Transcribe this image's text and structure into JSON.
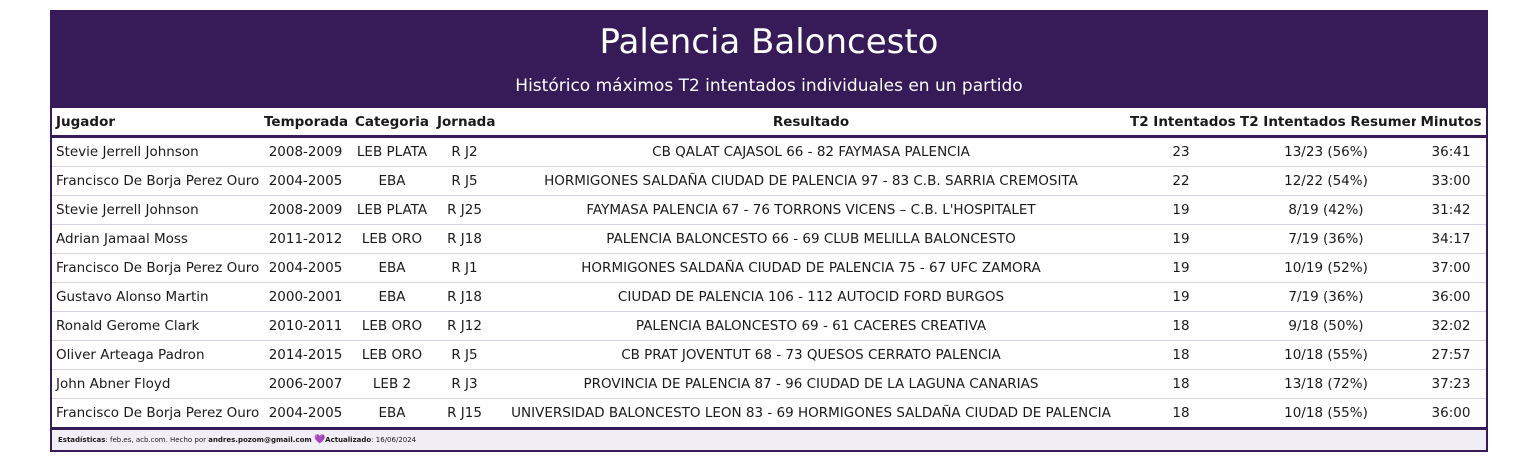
{
  "header": {
    "title": "Palencia Baloncesto",
    "subtitle": "Histórico máximos T2 intentados individuales en un partido"
  },
  "columns": [
    "Jugador",
    "Temporada",
    "Categoria",
    "Jornada",
    "Resultado",
    "T2 Intentados",
    "T2 Intentados Resumen",
    "Minutos"
  ],
  "rows": [
    [
      "Stevie Jerrell Johnson",
      "2008-2009",
      "LEB PLATA",
      "R J2",
      "CB QALAT CAJASOL 66 - 82 FAYMASA PALENCIA",
      "23",
      "13/23 (56%)",
      "36:41"
    ],
    [
      "Francisco De Borja Perez Ouro",
      "2004-2005",
      "EBA",
      "R J5",
      "HORMIGONES SALDAÑA CIUDAD DE PALENCIA 97 - 83 C.B. SARRIA CREMOSITA",
      "22",
      "12/22 (54%)",
      "33:00"
    ],
    [
      "Stevie Jerrell Johnson",
      "2008-2009",
      "LEB PLATA",
      "R J25",
      "FAYMASA PALENCIA 67 - 76 TORRONS VICENS – C.B. L'HOSPITALET",
      "19",
      "8/19 (42%)",
      "31:42"
    ],
    [
      "Adrian Jamaal Moss",
      "2011-2012",
      "LEB ORO",
      "R J18",
      "PALENCIA BALONCESTO 66 - 69 CLUB MELILLA BALONCESTO",
      "19",
      "7/19 (36%)",
      "34:17"
    ],
    [
      "Francisco De Borja Perez Ouro",
      "2004-2005",
      "EBA",
      "R J1",
      "HORMIGONES SALDAÑA CIUDAD DE PALENCIA 75 - 67 UFC ZAMORA",
      "19",
      "10/19 (52%)",
      "37:00"
    ],
    [
      "Gustavo Alonso Martin",
      "2000-2001",
      "EBA",
      "R J18",
      "CIUDAD DE PALENCIA 106 - 112 AUTOCID FORD BURGOS",
      "19",
      "7/19 (36%)",
      "36:00"
    ],
    [
      "Ronald Gerome Clark",
      "2010-2011",
      "LEB ORO",
      "R J12",
      "PALENCIA BALONCESTO 69 - 61 CACERES CREATIVA",
      "18",
      "9/18 (50%)",
      "32:02"
    ],
    [
      "Oliver Arteaga Padron",
      "2014-2015",
      "LEB ORO",
      "R J5",
      "CB PRAT JOVENTUT 68 - 73 QUESOS CERRATO PALENCIA",
      "18",
      "10/18 (55%)",
      "27:57"
    ],
    [
      "John Abner Floyd",
      "2006-2007",
      "LEB 2",
      "R J3",
      "PROVINCIA DE PALENCIA 87 - 96 CIUDAD DE LA LAGUNA CANARIAS",
      "18",
      "13/18 (72%)",
      "37:23"
    ],
    [
      "Francisco De Borja Perez Ouro",
      "2004-2005",
      "EBA",
      "R J15",
      "UNIVERSIDAD BALONCESTO LEON 83 - 69 HORMIGONES SALDAÑA CIUDAD DE PALENCIA",
      "18",
      "10/18 (55%)",
      "36:00"
    ]
  ],
  "footer": {
    "stats_label": "Estadísticas",
    "stats_text": ": feb.es, acb.com. Hecho por ",
    "author": "andres.pozom@gmail.com",
    "heart": "💜",
    "updated_label": "Actualizado",
    "updated_text": ": 16/06/2024"
  },
  "colors": {
    "header_bg": "#371b58",
    "accent": "#371b58"
  }
}
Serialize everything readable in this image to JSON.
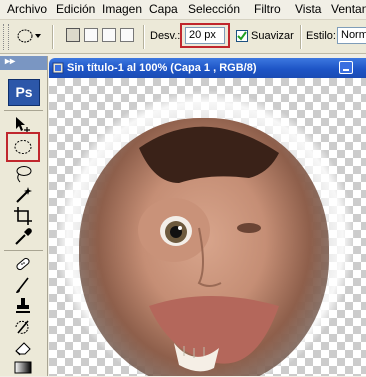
{
  "menu": [
    "Archivo",
    "Edición",
    "Imagen",
    "Capa",
    "Selección",
    "Filtro",
    "Vista",
    "Ventana"
  ],
  "options": {
    "feather_label": "Desv.:",
    "feather_value": "20 px",
    "smooth_label": "Suavizar",
    "smooth_checked": true,
    "style_label": "Estilo:",
    "style_value": "Norm"
  },
  "toolbox": {
    "logo": "Ps",
    "tools": [
      "move-tool-icon",
      "elliptical-marquee-icon",
      "lasso-icon",
      "magic-wand-icon",
      "crop-icon",
      "eyedropper-icon",
      "healing-brush-icon",
      "brush-icon",
      "clone-stamp-icon",
      "history-brush-icon",
      "eraser-icon",
      "gradient-icon"
    ]
  },
  "document": {
    "title": "Sin título-1 al 100% (Capa 1 , RGB/8)"
  },
  "colors": {
    "highlight": "#c0272d",
    "titlebar": "#1e55c6"
  }
}
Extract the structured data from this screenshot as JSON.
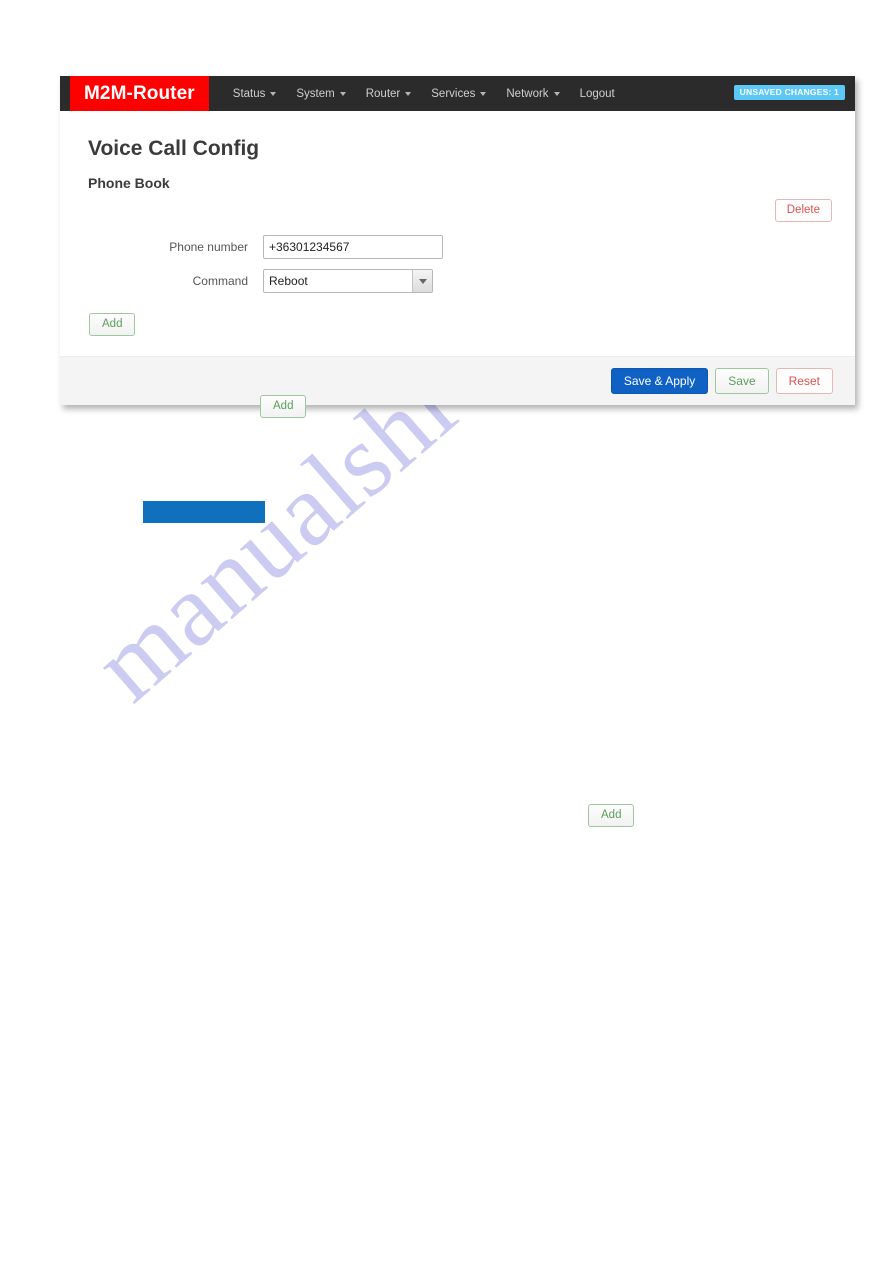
{
  "navbar": {
    "brand": "M2M-Router",
    "menu_items": [
      {
        "label": "Status",
        "has_caret": true
      },
      {
        "label": "System",
        "has_caret": true
      },
      {
        "label": "Router",
        "has_caret": true
      },
      {
        "label": "Services",
        "has_caret": true
      },
      {
        "label": "Network",
        "has_caret": true
      },
      {
        "label": "Logout",
        "has_caret": false
      }
    ],
    "unsaved_badge": "UNSAVED CHANGES: 1",
    "brand_color": "#ff0000",
    "bar_color": "#2b2b2b",
    "badge_color": "#5bc8f5"
  },
  "page": {
    "title": "Voice Call Config",
    "section_title": "Phone Book"
  },
  "entry": {
    "delete_label": "Delete",
    "phone_number_label": "Phone number",
    "phone_number_value": "+36301234567",
    "phone_number_placeholder": "",
    "command_label": "Command",
    "command_value": "Reboot",
    "command_options": [
      "Reboot"
    ]
  },
  "actions": {
    "add_label": "Add",
    "save_apply_label": "Save & Apply",
    "save_label": "Save",
    "reset_label": "Reset"
  },
  "stray": {
    "add_label_1": "Add",
    "add_label_2": "Add",
    "blue_block_color": "#0f71bd"
  },
  "watermark": {
    "text": "manualshive.com",
    "color": "#ccccf2"
  }
}
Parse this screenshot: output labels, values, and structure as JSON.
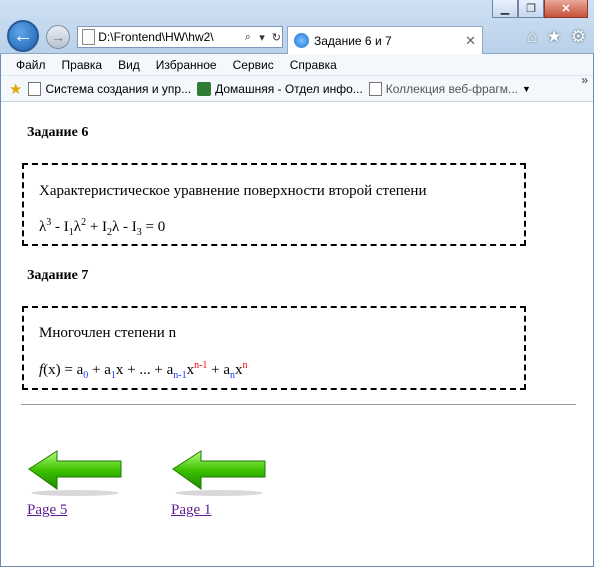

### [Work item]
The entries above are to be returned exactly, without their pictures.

### [Reply]
Transcribe this image's text and structure into JSON.
{
  "header": {
    "title": "Palencia Baloncesto",
    "subtitle": "Histórico máximos T2 intentados individuales en un partido"
  },
  "columns": [
    "Jugador",
    "Temporada",
    "Categoria",
    "Jornada",
    "Resultado",
    "T2 Intentados",
    "T2 Intentados Resumen",
    "Minutos"
  ],
  "rows": [
    [
      "Stevie Jerrell Johnson",
      "2008-2009",
      "LEB PLATA",
      "R J2",
      "CB QALAT CAJASOL 66 - 82 FAYMASA PALENCIA",
      "23",
      "13/23 (56%)",
      "36:41"
    ],
    [
      "Francisco De Borja Perez Ouro",
      "2004-2005",
      "EBA",
      "R J5",
      "HORMIGONES SALDAÑA CIUDAD DE PALENCIA 97 - 83 C.B. SARRIA CREMOSITA",
      "22",
      "12/22 (54%)",
      "33:00"
    ],
    [
      "Stevie Jerrell Johnson",
      "2008-2009",
      "LEB PLATA",
      "R J25",
      "FAYMASA PALENCIA 67 - 76 TORRONS VICENS – C.B. L'HOSPITALET",
      "19",
      "8/19 (42%)",
      "31:42"
    ],
    [
      "Adrian Jamaal Moss",
      "2011-2012",
      "LEB ORO",
      "R J18",
      "PALENCIA BALONCESTO 66 - 69 CLUB MELILLA BALONCESTO",
      "19",
      "7/19 (36%)",
      "34:17"
    ],
    [
      "Francisco De Borja Perez Ouro",
      "2004-2005",
      "EBA",
      "R J1",
      "HORMIGONES SALDAÑA CIUDAD DE PALENCIA 75 - 67 UFC ZAMORA",
      "19",
      "10/19 (52%)",
      "37:00"
    ],
    [
      "Gustavo Alonso Martin",
      "2000-2001",
      "EBA",
      "R J18",
      "CIUDAD DE PALENCIA 106 - 112 AUTOCID FORD BURGOS",
      "19",
      "7/19 (36%)",
      "36:00"
    ],
    [
      "Ronald Gerome Clark",
      "2010-2011",
      "LEB ORO",
      "R J12",
      "PALENCIA BALONCESTO 69 - 61 CACERES CREATIVA",
      "18",
      "9/18 (50%)",
      "32:02"
    ],
    [
      "Oliver Arteaga Padron",
      "2014-2015",
      "LEB ORO",
      "R J5",
      "CB PRAT JOVENTUT 68 - 73 QUESOS CERRATO PALENCIA",
      "18",
      "10/18 (55%)",
      "27:57"
    ],
    [
      "John Abner Floyd",
      "2006-2007",
      "LEB 2",
      "R J3",
      "PROVINCIA DE PALENCIA 87 - 96 CIUDAD DE LA LAGUNA CANARIAS",
      "18",
      "13/18 (72%)",
      "37:23"
    ],
    [
      "Francisco De Borja Perez Ouro",
      "2004-2005",
      "EBA",
      "R J15",
      "UNIVERSIDAD BALONCESTO LEON 83 - 69 HORMIGONES SALDAÑA CIUDAD DE PALENCIA",
      "18",
      "10/18 (55%)",
      "36:00"
    ]
  ],
  "footer": {
    "stats_label": "Estadísticas",
    "stats_text": ": feb.es, acb.com. Hecho por ",
    "author": "andres.pozom@gmail.com",
    "heart": "💜",
    "updated_label": "Actualizado",
    "updated_text": ": 16/06/2024"
  },
  "colors": {
    "header_bg": "#371b58",
    "accent": "#371b58"
  }
}
Serialize everything readable in this image to JSON.
{
  "menu": [
    "Archivo",
    "Edición",
    "Imagen",
    "Capa",
    "Selección",
    "Filtro",
    "Vista",
    "Ventana"
  ],
  "options": {
    "feather_label": "Desv.:",
    "feather_value": "20 px",
    "smooth_label": "Suavizar",
    "smooth_checked": true,
    "style_label": "Estilo:",
    "style_value": "Norm"
  },
  "toolbox": {
    "logo": "Ps",
    "tools": [
      "move-tool-icon",
      "elliptical-marquee-icon",
      "lasso-icon",
      "magic-wand-icon",
      "crop-icon",
      "eyedropper-icon",
      "healing-brush-icon",
      "brush-icon",
      "clone-stamp-icon",
      "history-brush-icon",
      "eraser-icon",
      "gradient-icon"
    ]
  },
  "document": {
    "title": "Sin título-1 al 100% (Capa 1 , RGB/8)"
  },
  "colors": {
    "highlight": "#c0272d",
    "titlebar": "#1e55c6"
  }
}
Extract the structured data from this screenshot as JSON.
{
  "navbar": {
    "brand": "M2M-Router",
    "menu_items": [
      {
        "label": "Status",
        "has_caret": true
      },
      {
        "label": "System",
        "has_caret": true
      },
      {
        "label": "Router",
        "has_caret": true
      },
      {
        "label": "Services",
        "has_caret": true
      },
      {
        "label": "Network",
        "has_caret": true
      },
      {
        "label": "Logout",
        "has_caret": false
      }
    ],
    "unsaved_badge": "UNSAVED CHANGES: 1",
    "brand_color": "#ff0000",
    "bar_color": "#2b2b2b",
    "badge_color": "#5bc8f5"
  },
  "page": {
    "title": "Voice Call Config",
    "section_title": "Phone Book"
  },
  "entry": {
    "delete_label": "Delete",
    "phone_number_label": "Phone number",
    "phone_number_value": "+36301234567",
    "phone_number_placeholder": "",
    "command_label": "Command",
    "command_value": "Reboot",
    "command_options": [
      "Reboot"
    ]
  },
  "actions": {
    "add_label": "Add",
    "save_apply_label": "Save & Apply",
    "save_label": "Save",
    "reset_label": "Reset"
  },
  "stray": {
    "add_label_1": "Add",
    "add_label_2": "Add",
    "blue_block_color": "#0f71bd"
  },
  "watermark": {
    "text": "manualshive.com",
    "color": "#ccccf2"
  }
}
Parse this screenshot: output labels, values, and structure as JSON.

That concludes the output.